Saturday February 4, 2006

Hello and good morning, this is Toby Weed of the Forest Service Utah Avalanche Center with your Logan area backcountry avalanche and mountain weather advisory.  It's Saturday February 4th at 7:00 am.  This advisory is brought to you in part by the Friends of the Utah Avalanche Center in Logan with help from

Mountain Weather:

Southwesterly winds will pump warm air into the region today, and high clouds could be thin enough for long-wave solar radiation to be a factor.  It could get pretty warm, even at higher elevations.   A quick-hitting storm, entering the region late this afternoon, will drop 8-10 inches of fairly light powder overnight before moving on out by Sunday morning.  There's a slight chance for more snowfall on Monday, but a high pressure will  build in the upcoming work-week.

Current Conditions:
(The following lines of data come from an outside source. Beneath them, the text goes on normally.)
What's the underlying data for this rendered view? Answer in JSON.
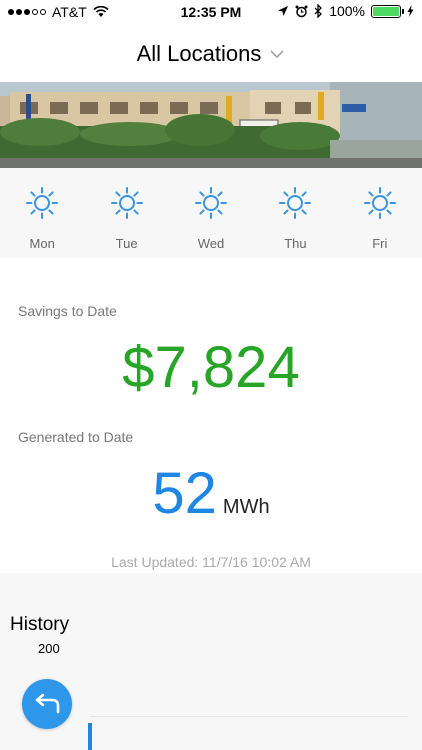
{
  "status_bar": {
    "carrier": "AT&T",
    "time": "12:35 PM",
    "battery": "100%",
    "battery_level": 1.0
  },
  "header": {
    "location": "All Locations",
    "dropdown_icon": "chevron-down-icon"
  },
  "forecast": [
    {
      "day": "Mon",
      "icon": "sun-icon"
    },
    {
      "day": "Tue",
      "icon": "sun-icon"
    },
    {
      "day": "Wed",
      "icon": "sun-icon"
    },
    {
      "day": "Thu",
      "icon": "sun-icon"
    },
    {
      "day": "Fri",
      "icon": "sun-icon"
    }
  ],
  "savings": {
    "label": "Savings to Date",
    "value": "$7,824"
  },
  "generated": {
    "label": "Generated to Date",
    "value": "52",
    "unit": "MWh"
  },
  "last_updated": "Last Updated: 11/7/16 10:02 AM",
  "history": {
    "title": "History",
    "tick": "200"
  },
  "colors": {
    "savings_green": "#27a527",
    "generated_blue": "#1f86e4",
    "fab_blue": "#2f97ea",
    "sun_icon": "#3a94e0",
    "battery_green": "#4cd964"
  }
}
Strong northwest winds damaged the snow in exposed terrain at upper elevations yesterday.  The wind ripped snow off windward slopes and built deep stiff drifts in fetch areas.  Yesterday in lots of exposed areas, you could easily walk on the hard scoured or drifted snow surface, hardly leaving a mark.  In fact in some places, you really had to dig your toes in just to stand up.  The copious new snow from last week, (over 5 inches of water at Tony Grove) is mostly supportable, allowing for good floatation.  Today you'll find easy trail-breaking and riding conditions almost anywhere and the best powder snow on sheltered mid-elevation slopes. 

There's 126 inches of snow on the ground at the Tony Grove Snotel site and 161 percent of normal water content.  It's currently 21 degrees at Tony Grove and 20 at 9500' at the Campbell Scientific weather station atop Logan Peak.  Ridge-top southwesterly winds are in the 15-20 mph range and are likely to increase ahead of the approaching storm.
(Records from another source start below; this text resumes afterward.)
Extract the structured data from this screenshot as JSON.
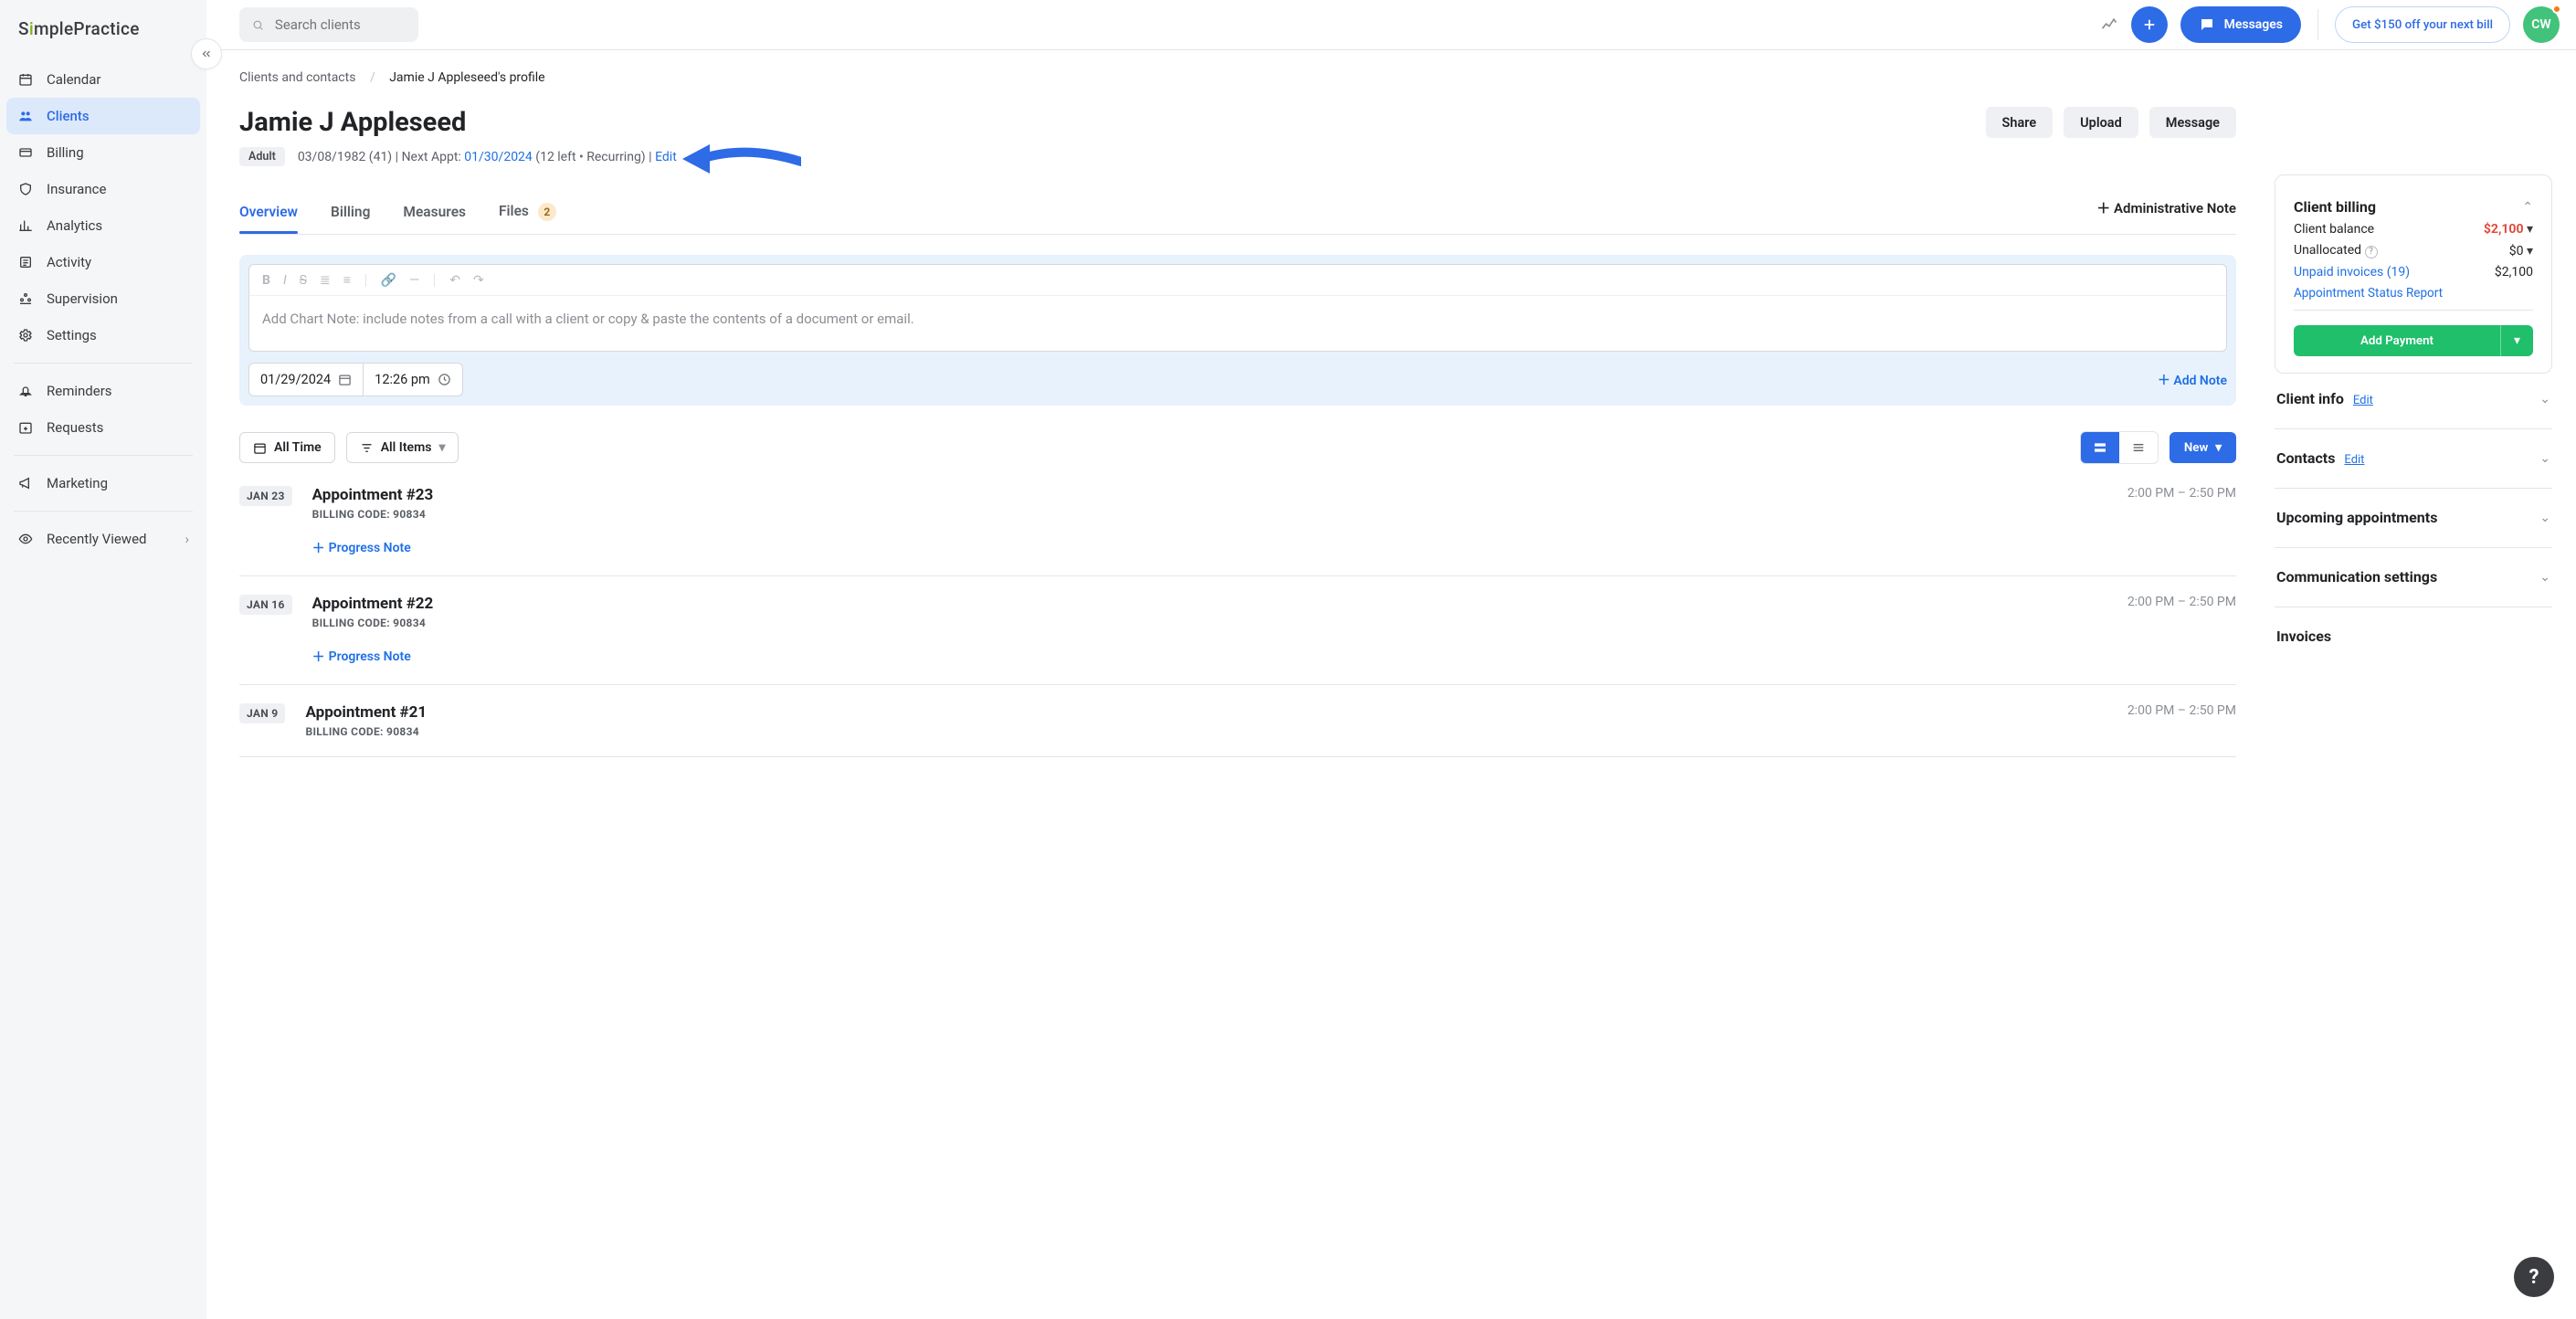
{
  "brand": "SimplePractice",
  "search": {
    "placeholder": "Search clients"
  },
  "topbar": {
    "messages": "Messages",
    "promo": "Get $150 off your next bill",
    "avatar_initials": "CW"
  },
  "sidebar": {
    "items": [
      {
        "label": "Calendar"
      },
      {
        "label": "Clients"
      },
      {
        "label": "Billing"
      },
      {
        "label": "Insurance"
      },
      {
        "label": "Analytics"
      },
      {
        "label": "Activity"
      },
      {
        "label": "Supervision"
      },
      {
        "label": "Settings"
      }
    ],
    "secondary": [
      {
        "label": "Reminders"
      },
      {
        "label": "Requests"
      }
    ],
    "marketing": "Marketing",
    "recent": "Recently Viewed"
  },
  "crumbs": {
    "root": "Clients and contacts",
    "current": "Jamie J Appleseed's profile"
  },
  "client": {
    "name": "Jamie J Appleseed",
    "badge": "Adult",
    "dob": "03/08/1982 (41)",
    "next_label": "Next Appt:",
    "next_date": "01/30/2024",
    "next_tail": "(12 left • Recurring)",
    "edit": "Edit"
  },
  "actions": {
    "share": "Share",
    "upload": "Upload",
    "message": "Message"
  },
  "tabs": {
    "overview": "Overview",
    "billing": "Billing",
    "measures": "Measures",
    "files": "Files",
    "files_count": "2",
    "admin_note": "Administrative Note"
  },
  "note": {
    "placeholder": "Add Chart Note: include notes from a call with a client or copy & paste the contents of a document or email.",
    "date": "01/29/2024",
    "time": "12:26 pm",
    "add": "Add Note"
  },
  "filters": {
    "all_time": "All Time",
    "all_items": "All Items",
    "new": "New"
  },
  "appointments": [
    {
      "date": "JAN 23",
      "title": "Appointment #23",
      "code": "BILLING CODE: 90834",
      "time": "2:00 PM – 2:50 PM",
      "link": "Progress Note"
    },
    {
      "date": "JAN 16",
      "title": "Appointment #22",
      "code": "BILLING CODE: 90834",
      "time": "2:00 PM – 2:50 PM",
      "link": "Progress Note"
    },
    {
      "date": "JAN 9",
      "title": "Appointment #21",
      "code": "BILLING CODE: 90834",
      "time": "2:00 PM – 2:50 PM"
    }
  ],
  "billing": {
    "title": "Client billing",
    "balance_label": "Client balance",
    "balance": "$2,100",
    "unalloc_label": "Unallocated",
    "unalloc": "$0",
    "unpaid_label": "Unpaid invoices (19)",
    "unpaid": "$2,100",
    "report": "Appointment Status Report",
    "add_payment": "Add Payment"
  },
  "panels": {
    "client_info": "Client info",
    "edit": "Edit",
    "contacts": "Contacts",
    "upcoming": "Upcoming appointments",
    "comm": "Communication settings",
    "invoices": "Invoices"
  }
}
Avalanche Conditions:

Yesterday's wind built sensitive wind-slabs on east and south facing slopes, and it cross-loaded drifts into fetch areas like gullies, rock outcroppings, and sub-ridges.  I triggered significant shooting cracks in a big drift on a low-angled east facing slope at about 9000'.  Respectful of the potential for ugly hard-slab avalanches elsewhere, I gave the stubborn drifts a lot of room.  Hard slabs have a tendency to sometimes let you get well out on them before releasing.  Although I suspect that these drifts are better bonded and less active today than yesterday, you should be wary of chalky looking, hollow sounding, and stiff feeling wind deposits on steep slopes.  East and southeast facing slopes received the most loading, and some of these have a suspect buried layer consisting of weak sugary snow associated with a thin sun-crust. 
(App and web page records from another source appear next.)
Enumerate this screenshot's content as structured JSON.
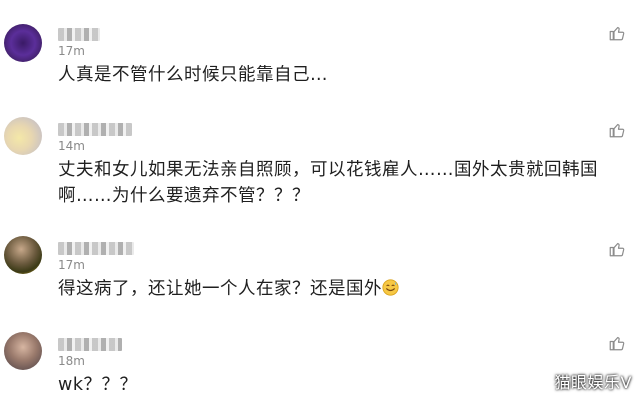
{
  "comments": [
    {
      "time": "17m",
      "text": "人真是不管什么时候只能靠自己…"
    },
    {
      "time": "14m",
      "text": "丈夫和女儿如果无法亲自照顾，可以花钱雇人……国外太贵就回韩国啊……为什么要遗弃不管？？？"
    },
    {
      "time": "17m",
      "text": "得这病了，还让她一个人在家？还是国外"
    },
    {
      "time": "18m",
      "text": "wk？？？"
    }
  ],
  "watermark": "猫眼娱乐V",
  "colors": {
    "like_icon": "#8c8c8c",
    "time_text": "#8a8a8a",
    "body_text": "#1f1f1f"
  },
  "icons": {
    "like": "thumbs-up-icon",
    "emoji": "sweat-smile-emoji-icon"
  }
}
If the sun's warmth is trapped by some high clouds today, rapid warming caused by green-housing could easily be an issue.  Very warm temperatures fed by a southerly wind are likely even at high elevations.  As all the fresh new snow is initially warmed, the surface could get saturated, and wet avalanches will be increasingly possible.  Spontaneous roller balls or wet activity are signs of increasing danger, and you should move off slopes that get moist and sloppy.

Bottom Line:

There's a MODERATE danger in the backcountry, with avalanches possible on wind-drifted slopes steeper than about 35 degrees.  Avalanches on some steep slopes could step down into buried weak layers and be large and dangerous.  With warm temperatures and a possible greenhouse effect, the danger of wet new-snow avalanches could rise to MODERATE on steep slopes with saturated surface snow.

General Information: 

For a list of our upcoming classes and awareness talks, go to our Education page . For a list of recent avalanches in  the regional backcountry go to Avalanche List.  Snow nerds, check out the new Snow Profiles page.  You may enjoy our Images Page.

Please send backcountry observations to [email protected] or leave a message at 755-3638, especially if you see or trigger an avalanche in the backcountry. We really want to hear from you, even if you think your observation is unimportant.    The information you provide may save lives...

 I will update this advisory again on Sunday morning by about 7:00.

The information in this advisory is from the U.S. Forest Service, which is solely responsible for its content.  This advisory describes general avalanche conditions and local variations always occur. 


National Weather Service - Salt Lake City - Snow.